A clay teapot is an unglazed teapot made of, obviously, clay. The pots are generally referred to as Yixing teapots, as traditionally clay teapots are made with clay from the Chinese city of Yixing. According to what I’ve read, many of the teapots that are today marketed as Yixing teapots are not, in fact, made with actual Yixing clay. If the Yixing label is important to you, you’ll have to do a bit of research to ensure that a teapot is “authentic.” One of the reasons the clay teapots are so popular is that they’re considered to be the best teapot for brewing tea.
Due to the fact that the teapots are not glazed, the teapot will, over time, absorb the flavor and color of the tea brewed in it. For that reason, it’s recommended that you reserve specific teapots for specific teas. Additionally, the pots shouldn’t be washed but simply rinsed with water. Also, because the teapots are made from unglazed clay, a curing process is encouraged just to try and limit any clay that might end up in your tea. I used a combination of the instructions from EcoCha and Serious Eats.
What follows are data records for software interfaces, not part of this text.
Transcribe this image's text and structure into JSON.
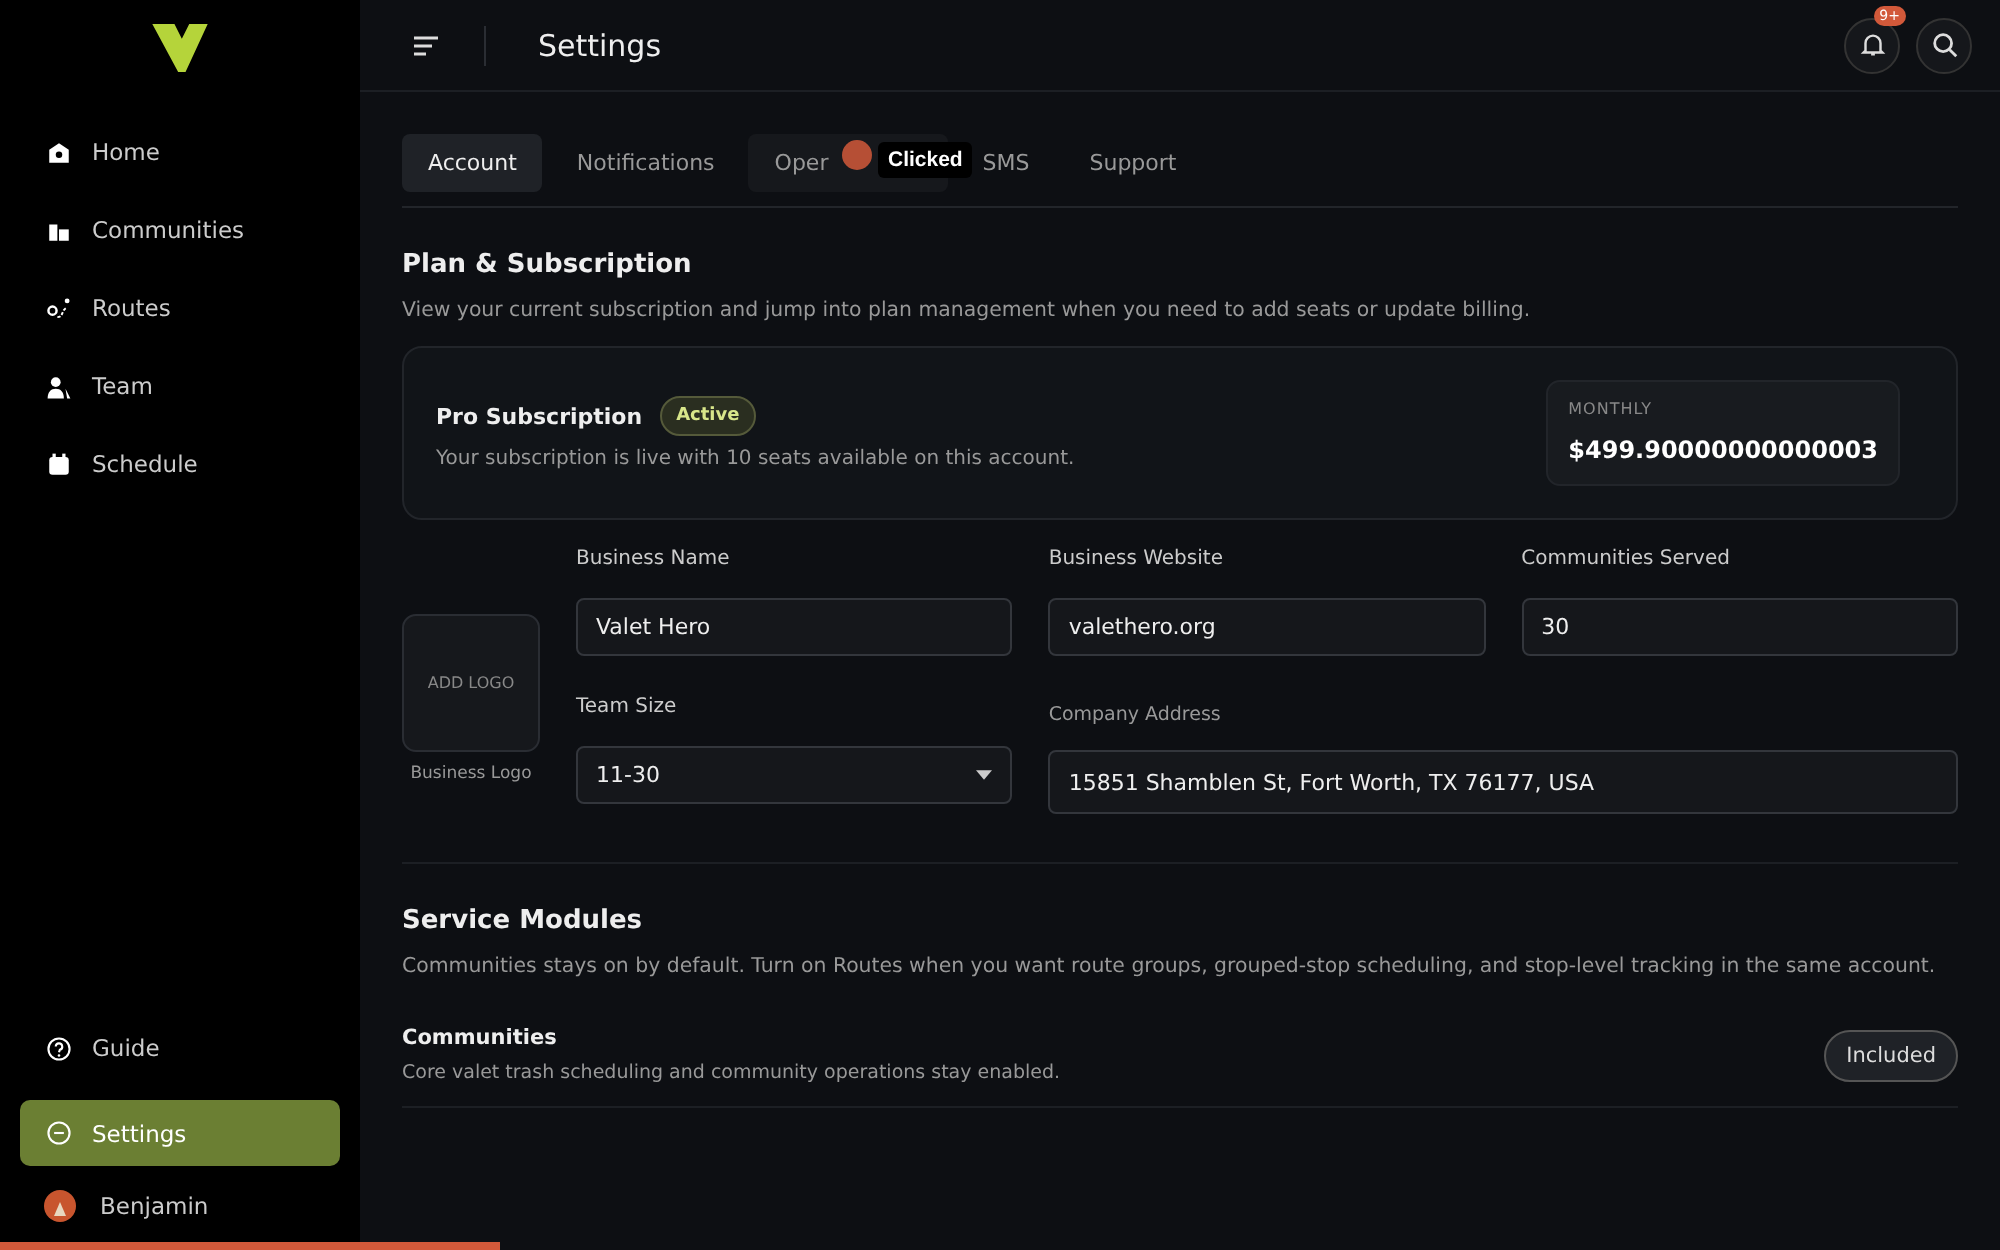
{
  "sidebar": {
    "nav": [
      {
        "label": "Home",
        "selected": false
      },
      {
        "label": "Communities",
        "selected": false
      },
      {
        "label": "Routes",
        "selected": false
      },
      {
        "label": "Team",
        "selected": false
      },
      {
        "label": "Schedule",
        "selected": false
      }
    ],
    "bottom_nav": [
      {
        "label": "Guide",
        "selected": false
      },
      {
        "label": "Settings",
        "selected": true
      }
    ],
    "user": {
      "name": "Benjamin"
    }
  },
  "header": {
    "title": "Settings",
    "notification_badge": "9+"
  },
  "tabs": [
    {
      "label": "Account",
      "selected": true
    },
    {
      "label": "Notifications",
      "selected": false
    },
    {
      "label": "Oper",
      "selected": false,
      "hovered": true
    },
    {
      "label": "SMS",
      "selected": false
    },
    {
      "label": "Support",
      "selected": false
    }
  ],
  "click_tooltip": "Clicked",
  "plan": {
    "heading": "Plan & Subscription",
    "description": "View your current subscription and jump into plan management when you need to add seats or update billing.",
    "name": "Pro Subscription",
    "status": "Active",
    "detail": "Your subscription is live with 10 seats available on this account.",
    "price_label": "MONTHLY",
    "price": "$499.90000000000003"
  },
  "business": {
    "logo_button": "ADD LOGO",
    "logo_caption": "Business Logo",
    "fields": [
      {
        "label": "Business Name",
        "value": "Valet Hero",
        "kind": "text"
      },
      {
        "label": "Business Website",
        "value": "valethero.org",
        "kind": "text"
      },
      {
        "label": "Communities Served",
        "value": "30",
        "kind": "text"
      },
      {
        "label": "Team Size",
        "value": "11-30",
        "kind": "select"
      },
      {
        "label": "Company Address",
        "value": "15851 Shamblen St, Fort Worth, TX 76177, USA",
        "kind": "wide"
      }
    ]
  },
  "modules": {
    "heading": "Service Modules",
    "description": "Communities stays on by default. Turn on Routes when you want route groups, grouped-stop scheduling, and stop-level tracking in the same account.",
    "items": [
      {
        "name": "Communities",
        "description": "Core valet trash scheduling and community operations stay enabled.",
        "status": "Included"
      }
    ]
  },
  "page_progress": {
    "level": 0.25
  }
}
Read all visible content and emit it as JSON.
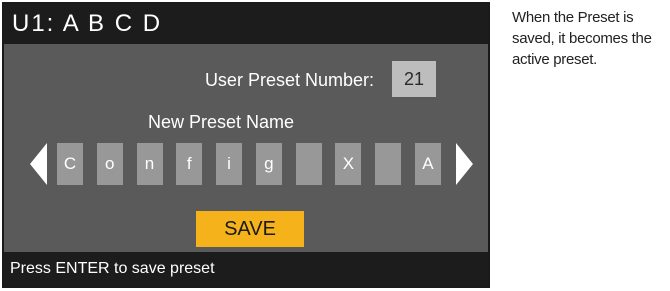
{
  "screen": {
    "title": "U1: A B C D",
    "preset_number_label": "User Preset Number:",
    "preset_number_value": "21",
    "name_heading": "New Preset Name",
    "name_chars": [
      "C",
      "o",
      "n",
      "f",
      "i",
      "g",
      "",
      "X",
      "",
      "A"
    ],
    "save_label": "SAVE",
    "status_text": "Press ENTER to save preset"
  },
  "caption": {
    "text": "When the Preset is saved, it becomes the active preset."
  },
  "colors": {
    "screen_bg": "#5a5a5a",
    "bar_bg": "#1c1c1c",
    "slot_bg": "#989898",
    "save_bg": "#f6b21a"
  },
  "icons": {
    "left": "arrow-left-icon",
    "right": "arrow-right-icon"
  }
}
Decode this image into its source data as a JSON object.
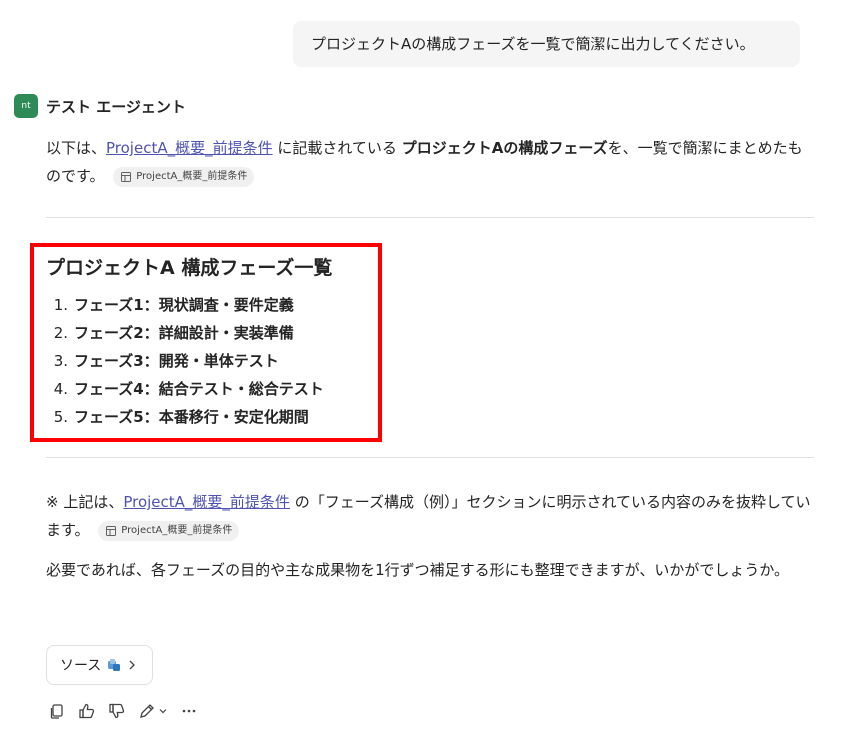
{
  "user_message": "プロジェクトAの構成フェーズを一覧で簡潔に出力してください。",
  "agent": {
    "avatar_text": "nt",
    "name": "テスト エージェント"
  },
  "intro": {
    "prefix": "以下は、",
    "link_text": "ProjectA_概要_前提条件",
    "mid": " に記載されている ",
    "bold": "プロジェクトAの構成フェーズ",
    "suffix": "を、一覧で簡潔にまとめたものです。",
    "chip_label": "ProjectA_概要_前提条件"
  },
  "phase_section": {
    "title": "プロジェクトA 構成フェーズ一覧",
    "items": [
      {
        "num": "1.",
        "label": "フェーズ1：現状調査・要件定義"
      },
      {
        "num": "2.",
        "label": "フェーズ2：詳細設計・実装準備"
      },
      {
        "num": "3.",
        "label": "フェーズ3：開発・単体テスト"
      },
      {
        "num": "4.",
        "label": "フェーズ4：結合テスト・総合テスト"
      },
      {
        "num": "5.",
        "label": "フェーズ5：本番移行・安定化期間"
      }
    ]
  },
  "note": {
    "prefix": "※ 上記は、",
    "link_text": "ProjectA_概要_前提条件",
    "suffix": " の「フェーズ構成（例）」セクションに明示されている内容のみを抜粋しています。",
    "chip_label": "ProjectA_概要_前提条件"
  },
  "followup": "必要であれば、各フェーズの目的や主な成果物を1行ずつ補足する形にも整理できますが、いかがでしょうか。",
  "source_button": {
    "label": "ソース"
  },
  "colors": {
    "highlight_box": "#ff0000",
    "link": "#4f52b2",
    "avatar": "#2e8b57"
  },
  "actions": [
    "copy-icon",
    "thumbs-up-icon",
    "thumbs-down-icon",
    "edit-icon",
    "chevron-down-icon",
    "more-icon"
  ]
}
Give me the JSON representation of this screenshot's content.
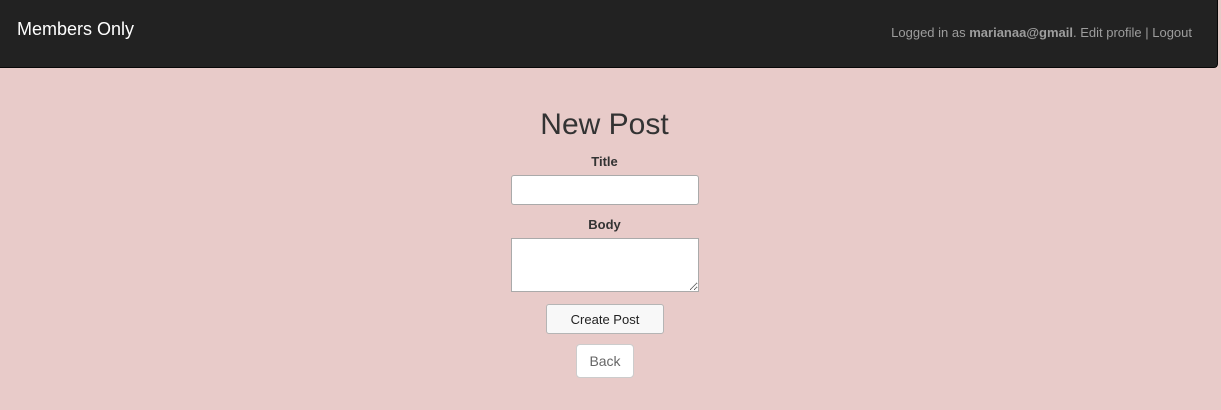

I found it really interesting to check in on the teapot while it cured every so often. The tea leaves expanded, the water took on the tea and by the end you could see the oils from the tea floating on the top of the water.
Curing a Clay Teapot
- Place the clean clay teapot in a pot. Fill the pot with enough water to submerge the teapot.
- Select the tea you plan to use in the teapot.
- Add a teaspoon or two of the tea to the pot.
- Bring the pot to a boil. Once to a boil, remove the pot from the heat.
- Let the clay teapot steep in the pot for 24 hours.
- Remove the teapot from the pot, wipe clean and let air dry before storing.